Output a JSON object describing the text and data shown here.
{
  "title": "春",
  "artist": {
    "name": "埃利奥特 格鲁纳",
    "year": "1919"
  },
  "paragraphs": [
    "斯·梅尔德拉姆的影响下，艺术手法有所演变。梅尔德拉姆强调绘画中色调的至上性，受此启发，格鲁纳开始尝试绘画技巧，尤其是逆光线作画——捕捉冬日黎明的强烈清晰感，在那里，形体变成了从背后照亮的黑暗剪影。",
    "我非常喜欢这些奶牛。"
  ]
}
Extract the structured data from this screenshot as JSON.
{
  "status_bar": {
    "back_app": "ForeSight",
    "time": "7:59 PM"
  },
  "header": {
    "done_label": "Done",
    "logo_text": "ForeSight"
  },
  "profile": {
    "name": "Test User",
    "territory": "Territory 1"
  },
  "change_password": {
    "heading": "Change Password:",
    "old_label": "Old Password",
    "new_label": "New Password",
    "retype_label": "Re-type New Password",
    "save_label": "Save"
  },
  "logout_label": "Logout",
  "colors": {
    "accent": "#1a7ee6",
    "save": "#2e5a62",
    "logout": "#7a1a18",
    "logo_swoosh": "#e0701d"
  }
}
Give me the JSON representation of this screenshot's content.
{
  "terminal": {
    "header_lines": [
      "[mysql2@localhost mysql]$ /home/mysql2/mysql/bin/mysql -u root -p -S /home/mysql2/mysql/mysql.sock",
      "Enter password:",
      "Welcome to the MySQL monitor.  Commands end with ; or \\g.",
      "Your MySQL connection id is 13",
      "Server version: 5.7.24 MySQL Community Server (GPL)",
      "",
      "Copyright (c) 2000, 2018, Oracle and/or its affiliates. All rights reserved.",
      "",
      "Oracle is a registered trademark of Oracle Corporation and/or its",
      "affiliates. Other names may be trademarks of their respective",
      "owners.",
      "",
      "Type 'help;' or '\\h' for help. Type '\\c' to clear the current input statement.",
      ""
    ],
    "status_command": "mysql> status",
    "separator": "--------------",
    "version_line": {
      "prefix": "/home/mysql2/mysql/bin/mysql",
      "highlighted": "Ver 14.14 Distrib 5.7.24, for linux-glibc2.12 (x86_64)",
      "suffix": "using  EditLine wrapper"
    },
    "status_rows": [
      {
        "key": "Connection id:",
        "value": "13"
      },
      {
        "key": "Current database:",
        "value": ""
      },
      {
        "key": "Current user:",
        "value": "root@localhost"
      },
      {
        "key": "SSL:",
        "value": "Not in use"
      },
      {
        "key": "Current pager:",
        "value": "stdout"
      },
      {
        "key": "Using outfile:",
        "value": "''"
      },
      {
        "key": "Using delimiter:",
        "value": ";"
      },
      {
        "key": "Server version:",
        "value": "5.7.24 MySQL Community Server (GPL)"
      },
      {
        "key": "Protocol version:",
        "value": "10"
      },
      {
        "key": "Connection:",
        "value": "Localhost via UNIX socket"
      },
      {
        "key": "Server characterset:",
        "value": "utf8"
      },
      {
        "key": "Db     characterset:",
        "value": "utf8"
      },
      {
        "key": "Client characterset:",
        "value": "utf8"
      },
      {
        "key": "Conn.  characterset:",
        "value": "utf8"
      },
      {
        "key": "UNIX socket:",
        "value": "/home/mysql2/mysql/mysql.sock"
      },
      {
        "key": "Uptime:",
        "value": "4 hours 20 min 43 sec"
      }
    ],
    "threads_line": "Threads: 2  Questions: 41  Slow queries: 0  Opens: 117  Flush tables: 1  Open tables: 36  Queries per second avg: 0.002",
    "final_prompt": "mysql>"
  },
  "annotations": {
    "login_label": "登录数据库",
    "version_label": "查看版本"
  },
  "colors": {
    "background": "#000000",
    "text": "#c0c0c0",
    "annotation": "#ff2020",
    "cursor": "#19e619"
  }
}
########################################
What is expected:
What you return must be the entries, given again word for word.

Completed task:
Output a JSON object describing the text and data shown here.
{
  "title": "春",
  "artist": {
    "name": "埃利奥特 格鲁纳",
    "year": "1919"
  },
  "paragraphs": [
    "斯·梅尔德拉姆的影响下，艺术手法有所演变。梅尔德拉姆强调绘画中色调的至上性，受此启发，格鲁纳开始尝试绘画技巧，尤其是逆光线作画——捕捉冬日黎明的强烈清晰感，在那里，形体变成了从背后照亮的黑暗剪影。",
    "我非常喜欢这些奶牛。"
  ]
}
Extract the structured data from this screenshot as JSON.
{
  "status_bar": {
    "back_app": "ForeSight",
    "time": "7:59 PM"
  },
  "header": {
    "done_label": "Done",
    "logo_text": "ForeSight"
  },
  "profile": {
    "name": "Test User",
    "territory": "Territory 1"
  },
  "change_password": {
    "heading": "Change Password:",
    "old_label": "Old Password",
    "new_label": "New Password",
    "retype_label": "Re-type New Password",
    "save_label": "Save"
  },
  "logout_label": "Logout",
  "colors": {
    "accent": "#1a7ee6",
    "save": "#2e5a62",
    "logout": "#7a1a18",
    "logo_swoosh": "#e0701d"
  }
}
Give me the JSON representation of this screenshot's content.
{
  "terminal": {
    "header_lines": [
      "[mysql2@localhost mysql]$ /home/mysql2/mysql/bin/mysql -u root -p -S /home/mysql2/mysql/mysql.sock",
      "Enter password:",
      "Welcome to the MySQL monitor.  Commands end with ; or \\g.",
      "Your MySQL connection id is 13",
      "Server version: 5.7.24 MySQL Community Server (GPL)",
      "",
      "Copyright (c) 2000, 2018, Oracle and/or its affiliates. All rights reserved.",
      "",
      "Oracle is a registered trademark of Oracle Corporation and/or its",
      "affiliates. Other names may be trademarks of their respective",
      "owners.",
      "",
      "Type 'help;' or '\\h' for help. Type '\\c' to clear the current input statement.",
      ""
    ],
    "status_command": "mysql> status",
    "separator": "--------------",
    "version_line": {
      "prefix": "/home/mysql2/mysql/bin/mysql",
      "highlighted": "Ver 14.14 Distrib 5.7.24, for linux-glibc2.12 (x86_64)",
      "suffix": "using  EditLine wrapper"
    },
    "status_rows": [
      {
        "key": "Connection id:",
        "value": "13"
      },
      {
        "key": "Current database:",
        "value": ""
      },
      {
        "key": "Current user:",
        "value": "root@localhost"
      },
      {
        "key": "SSL:",
        "value": "Not in use"
      },
      {
        "key": "Current pager:",
        "value": "stdout"
      },
      {
        "key": "Using outfile:",
        "value": "''"
      },
      {
        "key": "Using delimiter:",
        "value": ";"
      },
      {
        "key": "Server version:",
        "value": "5.7.24 MySQL Community Server (GPL)"
      },
      {
        "key": "Protocol version:",
        "value": "10"
      },
      {
        "key": "Connection:",
        "value": "Localhost via UNIX socket"
      },
      {
        "key": "Server characterset:",
        "value": "utf8"
      },
      {
        "key": "Db     characterset:",
        "value": "utf8"
      },
      {
        "key": "Client characterset:",
        "value": "utf8"
      },
      {
        "key": "Conn.  characterset:",
        "value": "utf8"
      },
      {
        "key": "UNIX socket:",
        "value": "/home/mysql2/mysql/mysql.sock"
      },
      {
        "key": "Uptime:",
        "value": "4 hours 20 min 43 sec"
      }
    ],
    "threads_line": "Threads: 2  Questions: 41  Slow queries: 0  Opens: 117  Flush tables: 1  Open tables: 36  Queries per second avg: 0.002",
    "final_prompt": "mysql>"
  },
  "annotations": {
    "login_label": "登录数据库",
    "version_label": "查看版本"
  },
  "colors": {
    "background": "#000000",
    "text": "#c0c0c0",
    "annotation": "#ff2020",
    "cursor": "#19e619"
  }
}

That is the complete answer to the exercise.